(Dataset items)

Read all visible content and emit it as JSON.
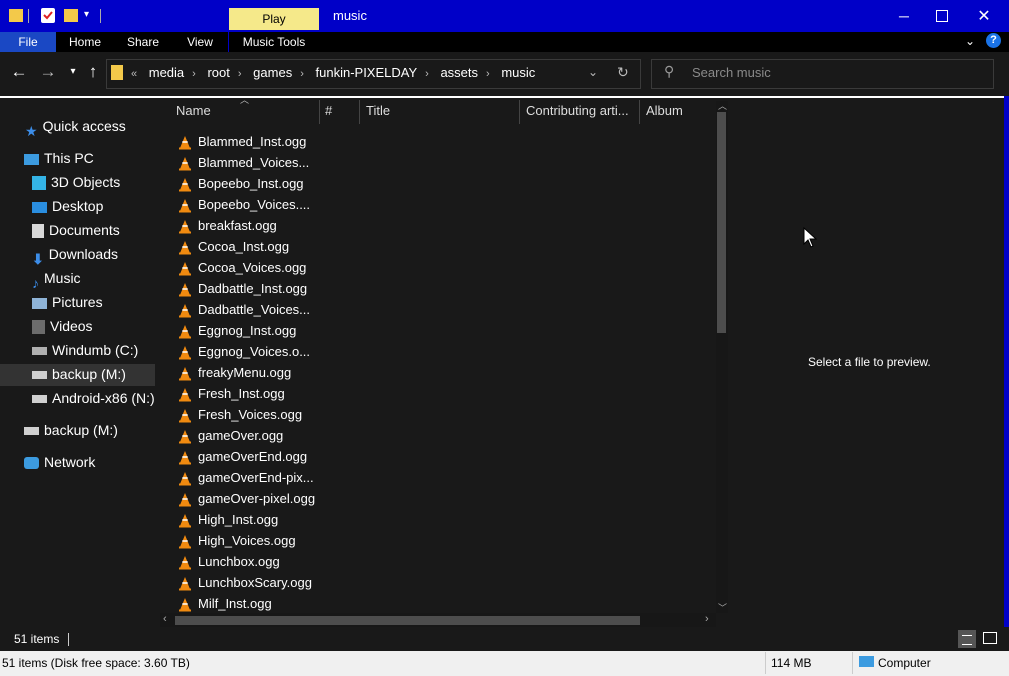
{
  "window": {
    "title": "music",
    "context_tab": "Play"
  },
  "ribbon": {
    "tabs": [
      "File",
      "Home",
      "Share",
      "View",
      "Music Tools"
    ]
  },
  "address": {
    "crumbs": [
      "media",
      "root",
      "games",
      "funkin-PIXELDAY",
      "assets",
      "music"
    ],
    "overflow": "«"
  },
  "search": {
    "placeholder": "Search music"
  },
  "nav": {
    "quick_access": "Quick access",
    "this_pc": "This PC",
    "items": [
      "3D Objects",
      "Desktop",
      "Documents",
      "Downloads",
      "Music",
      "Pictures",
      "Videos",
      "Windumb (C:)",
      "backup (M:)",
      "Android-x86 (N:)"
    ],
    "backup": "backup (M:)",
    "network": "Network"
  },
  "columns": [
    "Name",
    "#",
    "Title",
    "Contributing arti...",
    "Album"
  ],
  "files": [
    "Blammed_Inst.ogg",
    "Blammed_Voices...",
    "Bopeebo_Inst.ogg",
    "Bopeebo_Voices....",
    "breakfast.ogg",
    "Cocoa_Inst.ogg",
    "Cocoa_Voices.ogg",
    "Dadbattle_Inst.ogg",
    "Dadbattle_Voices...",
    "Eggnog_Inst.ogg",
    "Eggnog_Voices.o...",
    "freakyMenu.ogg",
    "Fresh_Inst.ogg",
    "Fresh_Voices.ogg",
    "gameOver.ogg",
    "gameOverEnd.ogg",
    "gameOverEnd-pix...",
    "gameOver-pixel.ogg",
    "High_Inst.ogg",
    "High_Voices.ogg",
    "Lunchbox.ogg",
    "LunchboxScary.ogg",
    "Milf_Inst.ogg"
  ],
  "preview": {
    "message": "Select a file to preview."
  },
  "status": {
    "count": "51 items",
    "detail": "51 items (Disk free space: 3.60 TB)",
    "size": "114 MB",
    "location": "Computer"
  }
}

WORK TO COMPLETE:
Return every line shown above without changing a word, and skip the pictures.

REPLY:
Read all visible content and emit it as JSON.
{
  "window": {
    "title": "music",
    "context_tab": "Play"
  },
  "ribbon": {
    "tabs": [
      "File",
      "Home",
      "Share",
      "View",
      "Music Tools"
    ]
  },
  "address": {
    "crumbs": [
      "media",
      "root",
      "games",
      "funkin-PIXELDAY",
      "assets",
      "music"
    ],
    "overflow": "«"
  },
  "search": {
    "placeholder": "Search music"
  },
  "nav": {
    "quick_access": "Quick access",
    "this_pc": "This PC",
    "items": [
      "3D Objects",
      "Desktop",
      "Documents",
      "Downloads",
      "Music",
      "Pictures",
      "Videos",
      "Windumb (C:)",
      "backup (M:)",
      "Android-x86 (N:)"
    ],
    "backup": "backup (M:)",
    "network": "Network"
  },
  "columns": [
    "Name",
    "#",
    "Title",
    "Contributing arti...",
    "Album"
  ],
  "files": [
    "Blammed_Inst.ogg",
    "Blammed_Voices...",
    "Bopeebo_Inst.ogg",
    "Bopeebo_Voices....",
    "breakfast.ogg",
    "Cocoa_Inst.ogg",
    "Cocoa_Voices.ogg",
    "Dadbattle_Inst.ogg",
    "Dadbattle_Voices...",
    "Eggnog_Inst.ogg",
    "Eggnog_Voices.o...",
    "freakyMenu.ogg",
    "Fresh_Inst.ogg",
    "Fresh_Voices.ogg",
    "gameOver.ogg",
    "gameOverEnd.ogg",
    "gameOverEnd-pix...",
    "gameOver-pixel.ogg",
    "High_Inst.ogg",
    "High_Voices.ogg",
    "Lunchbox.ogg",
    "LunchboxScary.ogg",
    "Milf_Inst.ogg"
  ],
  "preview": {
    "message": "Select a file to preview."
  },
  "status": {
    "count": "51 items",
    "detail": "51 items (Disk free space: 3.60 TB)",
    "size": "114 MB",
    "location": "Computer"
  }
}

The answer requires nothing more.